Posted by: Jenevive Tatiana
The careful blankness of the stage encourages a sense of anticipation that allows the simplest of gestures and rawest of materials to assume multiple meanings. A series of paper bags are so crisply arranged that they take on the presence of minimalist forms, only to be transformed into comical masks as the artist hoists each bag successively over his head. As each container comes to double for his face we learn that they are not raw and empty, but rife with possibility–already containing form and material, or able to take on new meaning with the simplest of artistic intervention. With these humble, elegant beginnings the artist conjures every dimension of being, and particularly of being-as-artist. They come to relate to the space the artists moves through (shelter, stage), the materials he ingests into his body (food) and the surfaces that cover his body (masks, clothing). Each bag takes on a complex poetic life: once activated by Guedes they become mutable objects, which take on new meaning through each successive intervention and relationship established.

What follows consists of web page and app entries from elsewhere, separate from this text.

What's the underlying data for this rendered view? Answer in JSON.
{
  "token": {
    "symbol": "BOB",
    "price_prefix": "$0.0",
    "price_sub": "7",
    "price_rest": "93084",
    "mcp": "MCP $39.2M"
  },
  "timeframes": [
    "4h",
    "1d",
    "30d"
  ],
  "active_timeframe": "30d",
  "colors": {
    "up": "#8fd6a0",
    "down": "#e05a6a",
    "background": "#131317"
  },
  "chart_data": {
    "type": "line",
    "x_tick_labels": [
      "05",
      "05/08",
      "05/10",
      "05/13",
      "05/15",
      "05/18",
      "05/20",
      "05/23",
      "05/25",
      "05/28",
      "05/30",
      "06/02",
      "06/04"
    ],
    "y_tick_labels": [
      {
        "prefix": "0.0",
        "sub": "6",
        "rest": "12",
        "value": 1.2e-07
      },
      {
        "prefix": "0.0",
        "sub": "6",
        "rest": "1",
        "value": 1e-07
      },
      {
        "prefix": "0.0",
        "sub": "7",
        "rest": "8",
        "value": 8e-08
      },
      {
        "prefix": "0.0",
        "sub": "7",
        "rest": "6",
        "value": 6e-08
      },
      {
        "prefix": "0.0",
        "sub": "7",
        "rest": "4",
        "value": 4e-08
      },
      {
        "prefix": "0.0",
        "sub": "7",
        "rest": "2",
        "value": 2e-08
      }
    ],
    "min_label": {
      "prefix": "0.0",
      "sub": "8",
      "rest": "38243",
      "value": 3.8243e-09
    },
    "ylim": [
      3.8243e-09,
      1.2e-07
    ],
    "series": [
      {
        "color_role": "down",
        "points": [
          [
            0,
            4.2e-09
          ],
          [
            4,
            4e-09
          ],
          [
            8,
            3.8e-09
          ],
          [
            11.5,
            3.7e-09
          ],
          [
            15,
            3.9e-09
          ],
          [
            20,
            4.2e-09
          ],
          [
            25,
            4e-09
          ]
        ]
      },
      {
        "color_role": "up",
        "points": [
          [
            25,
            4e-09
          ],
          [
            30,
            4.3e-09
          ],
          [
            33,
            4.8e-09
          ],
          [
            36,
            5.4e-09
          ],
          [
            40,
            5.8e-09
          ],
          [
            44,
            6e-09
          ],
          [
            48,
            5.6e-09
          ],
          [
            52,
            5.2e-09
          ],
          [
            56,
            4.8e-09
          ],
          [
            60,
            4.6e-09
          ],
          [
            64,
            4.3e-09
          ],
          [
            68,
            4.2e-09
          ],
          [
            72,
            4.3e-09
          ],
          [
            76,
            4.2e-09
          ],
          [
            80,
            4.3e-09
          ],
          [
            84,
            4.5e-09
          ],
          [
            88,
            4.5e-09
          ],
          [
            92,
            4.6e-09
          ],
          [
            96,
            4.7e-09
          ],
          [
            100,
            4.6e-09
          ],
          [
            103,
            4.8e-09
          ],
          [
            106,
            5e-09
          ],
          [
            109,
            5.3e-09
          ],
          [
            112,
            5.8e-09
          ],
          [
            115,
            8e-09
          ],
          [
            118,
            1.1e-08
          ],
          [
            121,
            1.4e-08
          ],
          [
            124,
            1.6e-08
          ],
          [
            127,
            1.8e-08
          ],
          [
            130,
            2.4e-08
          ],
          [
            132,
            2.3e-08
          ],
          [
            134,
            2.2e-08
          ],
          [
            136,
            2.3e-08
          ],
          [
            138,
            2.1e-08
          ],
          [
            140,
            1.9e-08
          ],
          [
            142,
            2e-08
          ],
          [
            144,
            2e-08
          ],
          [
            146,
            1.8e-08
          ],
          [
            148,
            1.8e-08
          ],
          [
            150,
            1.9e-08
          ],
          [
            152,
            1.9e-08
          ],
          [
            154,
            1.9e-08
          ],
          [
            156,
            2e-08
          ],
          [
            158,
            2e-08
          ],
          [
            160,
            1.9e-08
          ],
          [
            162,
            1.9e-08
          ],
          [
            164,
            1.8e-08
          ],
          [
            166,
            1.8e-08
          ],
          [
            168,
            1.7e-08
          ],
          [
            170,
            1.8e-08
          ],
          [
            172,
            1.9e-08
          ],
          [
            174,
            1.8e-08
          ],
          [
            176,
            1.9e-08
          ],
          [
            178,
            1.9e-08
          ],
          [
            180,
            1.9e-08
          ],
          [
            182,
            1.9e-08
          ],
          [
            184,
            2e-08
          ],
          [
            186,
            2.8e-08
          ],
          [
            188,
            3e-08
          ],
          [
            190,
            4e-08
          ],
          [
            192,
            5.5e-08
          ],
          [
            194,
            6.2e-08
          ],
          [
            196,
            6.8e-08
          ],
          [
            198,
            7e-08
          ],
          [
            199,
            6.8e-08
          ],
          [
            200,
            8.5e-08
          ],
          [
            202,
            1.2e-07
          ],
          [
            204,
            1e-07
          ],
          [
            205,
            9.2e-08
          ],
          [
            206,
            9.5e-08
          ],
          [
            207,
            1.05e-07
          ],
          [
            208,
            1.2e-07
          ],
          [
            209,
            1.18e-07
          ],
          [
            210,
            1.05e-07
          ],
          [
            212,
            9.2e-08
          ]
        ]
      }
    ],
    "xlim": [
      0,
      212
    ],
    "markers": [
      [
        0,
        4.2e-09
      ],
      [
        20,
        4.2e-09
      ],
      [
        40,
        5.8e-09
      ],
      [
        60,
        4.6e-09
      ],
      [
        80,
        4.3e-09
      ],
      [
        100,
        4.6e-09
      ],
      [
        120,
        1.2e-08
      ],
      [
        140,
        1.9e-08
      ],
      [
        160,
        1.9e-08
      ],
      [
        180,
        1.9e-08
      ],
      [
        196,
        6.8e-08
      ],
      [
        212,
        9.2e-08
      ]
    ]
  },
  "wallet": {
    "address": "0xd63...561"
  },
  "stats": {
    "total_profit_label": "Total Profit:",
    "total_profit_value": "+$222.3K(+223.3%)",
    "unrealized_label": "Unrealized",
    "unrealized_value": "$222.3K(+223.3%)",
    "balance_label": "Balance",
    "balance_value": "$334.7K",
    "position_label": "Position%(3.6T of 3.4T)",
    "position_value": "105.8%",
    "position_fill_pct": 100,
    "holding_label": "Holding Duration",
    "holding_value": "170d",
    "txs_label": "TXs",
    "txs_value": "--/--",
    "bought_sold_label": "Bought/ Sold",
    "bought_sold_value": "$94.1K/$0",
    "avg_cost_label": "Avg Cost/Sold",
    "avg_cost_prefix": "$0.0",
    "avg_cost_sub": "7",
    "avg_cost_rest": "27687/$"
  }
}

As Guedes identifies himself with his materials (by relating the bags to his body) he suggests that even the simplest act of mark-making also has choreographic dimensions, a direct connection to body and identity. Behind each blind cut or line on the surface of each bag must be an incredibly intimate knowledge of the repercussions of even the smallest corporeal movements–drawing as dancing. And just as each movement is capable of transforming materials, the act of creation also potentially changes the artist. He applies this alchemical sensibility not only to plastic materials, but to sculpting interactions: for example, the empathetic laughter of the audience as the artists repeatedly stabs a pair of scissors into the bag over his head, shifts into the easy laughter of the audience as he cuts out an image of the male genitalia and proceeds to wear the drawing as a skirt. The combined actions become a parable for the generic acts of artistic creation and frustration; a series of creative experiments constituting a “studio practice” that contain both failure and knowledge, contributing to the meaning of each successive gesture. The culmination of all the interventions, relationships and stances adopted by the artist with his quotidian materials is a portrait, hung on the wall parallel to a mirror. The drawing is crude; a self portrait only readable as such based on the history of actions witnessed by the audience. However, just as each paper bag proved to be full of possibility, the blankness of the space after the artist leaves the stage is actually buzzing with invisible movements and memories, the traces of the creative act reified by the dual mirror/portrait installation that remains as evidence of the performance.